→ WORK ITEM
Would you output, exactly as written, the line with "Transcribe this image's" and all lines after it to the end of the data below, and no others?

→ MATERIAL SHOWN
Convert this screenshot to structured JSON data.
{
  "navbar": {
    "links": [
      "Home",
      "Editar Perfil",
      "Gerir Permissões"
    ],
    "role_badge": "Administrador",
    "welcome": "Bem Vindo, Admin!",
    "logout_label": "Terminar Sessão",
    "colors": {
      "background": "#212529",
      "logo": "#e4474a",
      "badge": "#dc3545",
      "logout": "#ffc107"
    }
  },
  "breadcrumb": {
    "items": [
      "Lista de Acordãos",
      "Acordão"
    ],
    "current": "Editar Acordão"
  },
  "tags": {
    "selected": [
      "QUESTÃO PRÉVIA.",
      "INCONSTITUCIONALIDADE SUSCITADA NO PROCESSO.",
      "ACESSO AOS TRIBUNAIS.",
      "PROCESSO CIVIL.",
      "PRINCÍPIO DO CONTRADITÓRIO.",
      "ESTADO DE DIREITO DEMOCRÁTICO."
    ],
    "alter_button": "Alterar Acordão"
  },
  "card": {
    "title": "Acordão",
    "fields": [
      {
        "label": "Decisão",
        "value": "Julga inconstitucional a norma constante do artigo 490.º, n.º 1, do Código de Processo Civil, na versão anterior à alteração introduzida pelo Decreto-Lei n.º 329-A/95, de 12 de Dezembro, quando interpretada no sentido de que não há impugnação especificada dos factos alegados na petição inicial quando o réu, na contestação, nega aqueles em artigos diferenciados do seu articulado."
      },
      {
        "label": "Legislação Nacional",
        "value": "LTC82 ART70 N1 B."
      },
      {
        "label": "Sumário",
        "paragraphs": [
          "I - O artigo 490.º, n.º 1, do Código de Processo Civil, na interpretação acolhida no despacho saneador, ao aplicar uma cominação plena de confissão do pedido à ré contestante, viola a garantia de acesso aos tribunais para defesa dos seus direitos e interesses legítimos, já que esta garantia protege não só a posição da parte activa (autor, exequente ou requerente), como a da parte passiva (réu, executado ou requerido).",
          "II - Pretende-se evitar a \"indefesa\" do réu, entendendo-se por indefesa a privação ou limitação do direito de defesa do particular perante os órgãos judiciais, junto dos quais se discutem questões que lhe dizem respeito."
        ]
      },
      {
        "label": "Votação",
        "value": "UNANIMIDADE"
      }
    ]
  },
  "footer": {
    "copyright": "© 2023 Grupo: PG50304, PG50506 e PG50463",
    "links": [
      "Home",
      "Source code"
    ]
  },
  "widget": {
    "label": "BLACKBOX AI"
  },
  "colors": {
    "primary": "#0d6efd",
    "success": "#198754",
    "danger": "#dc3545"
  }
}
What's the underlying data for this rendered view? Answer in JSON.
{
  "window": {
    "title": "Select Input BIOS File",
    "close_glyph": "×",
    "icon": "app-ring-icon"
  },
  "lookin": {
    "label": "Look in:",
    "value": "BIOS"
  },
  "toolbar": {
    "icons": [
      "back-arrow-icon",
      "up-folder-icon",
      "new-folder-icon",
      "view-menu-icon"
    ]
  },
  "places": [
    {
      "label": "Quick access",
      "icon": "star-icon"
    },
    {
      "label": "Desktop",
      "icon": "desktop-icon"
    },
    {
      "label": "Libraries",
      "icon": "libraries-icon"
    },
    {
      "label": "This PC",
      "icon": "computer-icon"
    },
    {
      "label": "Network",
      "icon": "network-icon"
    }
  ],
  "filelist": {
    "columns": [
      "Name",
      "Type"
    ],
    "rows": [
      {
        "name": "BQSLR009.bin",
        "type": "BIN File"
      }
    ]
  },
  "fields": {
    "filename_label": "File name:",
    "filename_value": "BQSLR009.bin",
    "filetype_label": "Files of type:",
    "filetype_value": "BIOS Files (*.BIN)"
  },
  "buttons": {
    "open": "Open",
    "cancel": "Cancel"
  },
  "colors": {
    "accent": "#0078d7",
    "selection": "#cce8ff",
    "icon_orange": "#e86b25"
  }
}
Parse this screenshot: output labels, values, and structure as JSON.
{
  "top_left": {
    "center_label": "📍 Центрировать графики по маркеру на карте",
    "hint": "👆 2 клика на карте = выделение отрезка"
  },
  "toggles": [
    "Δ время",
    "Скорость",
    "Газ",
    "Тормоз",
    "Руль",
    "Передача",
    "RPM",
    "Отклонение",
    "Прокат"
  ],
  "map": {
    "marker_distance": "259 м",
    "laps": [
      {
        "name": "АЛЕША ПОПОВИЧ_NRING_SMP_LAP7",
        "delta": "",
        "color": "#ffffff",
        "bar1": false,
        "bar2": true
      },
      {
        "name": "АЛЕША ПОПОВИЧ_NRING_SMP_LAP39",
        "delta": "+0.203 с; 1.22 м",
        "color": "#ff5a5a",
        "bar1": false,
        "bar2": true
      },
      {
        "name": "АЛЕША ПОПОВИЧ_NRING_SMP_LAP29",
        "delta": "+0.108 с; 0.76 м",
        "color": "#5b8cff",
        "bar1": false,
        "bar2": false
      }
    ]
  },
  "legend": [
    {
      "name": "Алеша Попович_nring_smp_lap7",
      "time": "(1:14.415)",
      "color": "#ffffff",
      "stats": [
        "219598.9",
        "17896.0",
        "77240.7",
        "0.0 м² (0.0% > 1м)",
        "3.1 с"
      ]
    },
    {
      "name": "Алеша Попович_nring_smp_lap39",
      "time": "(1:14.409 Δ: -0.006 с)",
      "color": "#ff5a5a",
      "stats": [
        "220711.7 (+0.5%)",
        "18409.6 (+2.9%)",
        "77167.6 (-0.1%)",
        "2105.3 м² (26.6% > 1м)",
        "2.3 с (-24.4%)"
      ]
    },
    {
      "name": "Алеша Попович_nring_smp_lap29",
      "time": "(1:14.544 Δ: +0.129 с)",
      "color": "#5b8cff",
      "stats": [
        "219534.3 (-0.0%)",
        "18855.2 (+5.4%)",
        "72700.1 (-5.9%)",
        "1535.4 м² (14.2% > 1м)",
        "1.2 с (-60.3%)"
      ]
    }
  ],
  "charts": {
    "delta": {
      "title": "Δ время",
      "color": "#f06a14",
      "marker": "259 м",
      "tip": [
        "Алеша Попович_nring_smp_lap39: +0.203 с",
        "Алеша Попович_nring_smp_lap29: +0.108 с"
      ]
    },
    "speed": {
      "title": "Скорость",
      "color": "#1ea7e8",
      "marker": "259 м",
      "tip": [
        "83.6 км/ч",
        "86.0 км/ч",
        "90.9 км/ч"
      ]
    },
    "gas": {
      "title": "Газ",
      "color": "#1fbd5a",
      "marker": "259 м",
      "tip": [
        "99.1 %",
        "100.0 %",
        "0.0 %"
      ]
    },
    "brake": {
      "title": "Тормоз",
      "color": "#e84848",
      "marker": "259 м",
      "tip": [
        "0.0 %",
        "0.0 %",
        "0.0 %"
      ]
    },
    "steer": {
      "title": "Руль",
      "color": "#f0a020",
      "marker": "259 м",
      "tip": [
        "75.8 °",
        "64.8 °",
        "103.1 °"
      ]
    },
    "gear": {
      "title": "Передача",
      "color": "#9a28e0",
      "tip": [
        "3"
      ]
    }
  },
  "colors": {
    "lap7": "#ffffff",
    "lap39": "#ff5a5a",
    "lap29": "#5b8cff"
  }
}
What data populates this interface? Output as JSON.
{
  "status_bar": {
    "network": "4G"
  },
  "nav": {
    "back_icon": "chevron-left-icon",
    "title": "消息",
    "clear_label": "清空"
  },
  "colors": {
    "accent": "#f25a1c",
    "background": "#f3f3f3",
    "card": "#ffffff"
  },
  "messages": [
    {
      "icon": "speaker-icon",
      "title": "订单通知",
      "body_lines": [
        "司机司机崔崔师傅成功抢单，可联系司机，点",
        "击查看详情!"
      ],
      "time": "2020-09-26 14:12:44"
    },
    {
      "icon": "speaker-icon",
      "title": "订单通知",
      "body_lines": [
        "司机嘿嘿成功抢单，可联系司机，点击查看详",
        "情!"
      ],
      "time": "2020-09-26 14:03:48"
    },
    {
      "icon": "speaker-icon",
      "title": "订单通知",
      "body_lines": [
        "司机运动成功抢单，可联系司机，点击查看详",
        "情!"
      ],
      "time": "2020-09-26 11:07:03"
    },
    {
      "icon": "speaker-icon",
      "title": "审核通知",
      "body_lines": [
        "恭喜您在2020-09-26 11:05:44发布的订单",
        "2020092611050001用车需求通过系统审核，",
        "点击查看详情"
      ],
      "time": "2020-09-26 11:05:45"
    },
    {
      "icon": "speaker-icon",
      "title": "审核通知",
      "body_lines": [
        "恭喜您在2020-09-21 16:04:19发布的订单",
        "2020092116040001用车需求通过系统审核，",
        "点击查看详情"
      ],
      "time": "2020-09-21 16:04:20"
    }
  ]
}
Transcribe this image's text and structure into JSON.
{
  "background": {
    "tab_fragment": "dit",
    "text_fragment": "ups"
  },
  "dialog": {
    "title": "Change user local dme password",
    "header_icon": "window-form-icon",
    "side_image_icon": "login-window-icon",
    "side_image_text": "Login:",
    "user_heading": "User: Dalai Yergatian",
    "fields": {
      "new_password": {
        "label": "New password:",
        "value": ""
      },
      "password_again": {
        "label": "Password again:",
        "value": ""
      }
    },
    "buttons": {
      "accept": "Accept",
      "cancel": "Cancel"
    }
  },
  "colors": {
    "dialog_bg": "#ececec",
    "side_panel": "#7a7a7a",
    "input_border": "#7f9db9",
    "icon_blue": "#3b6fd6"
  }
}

→ RESPONSE
Transcribe this image's text and structure into JSON.
{
  "background": {
    "tab_fragment": "dit",
    "text_fragment": "ups"
  },
  "dialog": {
    "title": "Change user local dme password",
    "header_icon": "window-form-icon",
    "side_image_icon": "login-window-icon",
    "side_image_text": "Login:",
    "user_heading": "User: Dalai Yergatian",
    "fields": {
      "new_password": {
        "label": "New password:",
        "value": ""
      },
      "password_again": {
        "label": "Password again:",
        "value": ""
      }
    },
    "buttons": {
      "accept": "Accept",
      "cancel": "Cancel"
    }
  },
  "colors": {
    "dialog_bg": "#ececec",
    "side_panel": "#7a7a7a",
    "input_border": "#7f9db9",
    "icon_blue": "#3b6fd6"
  }
}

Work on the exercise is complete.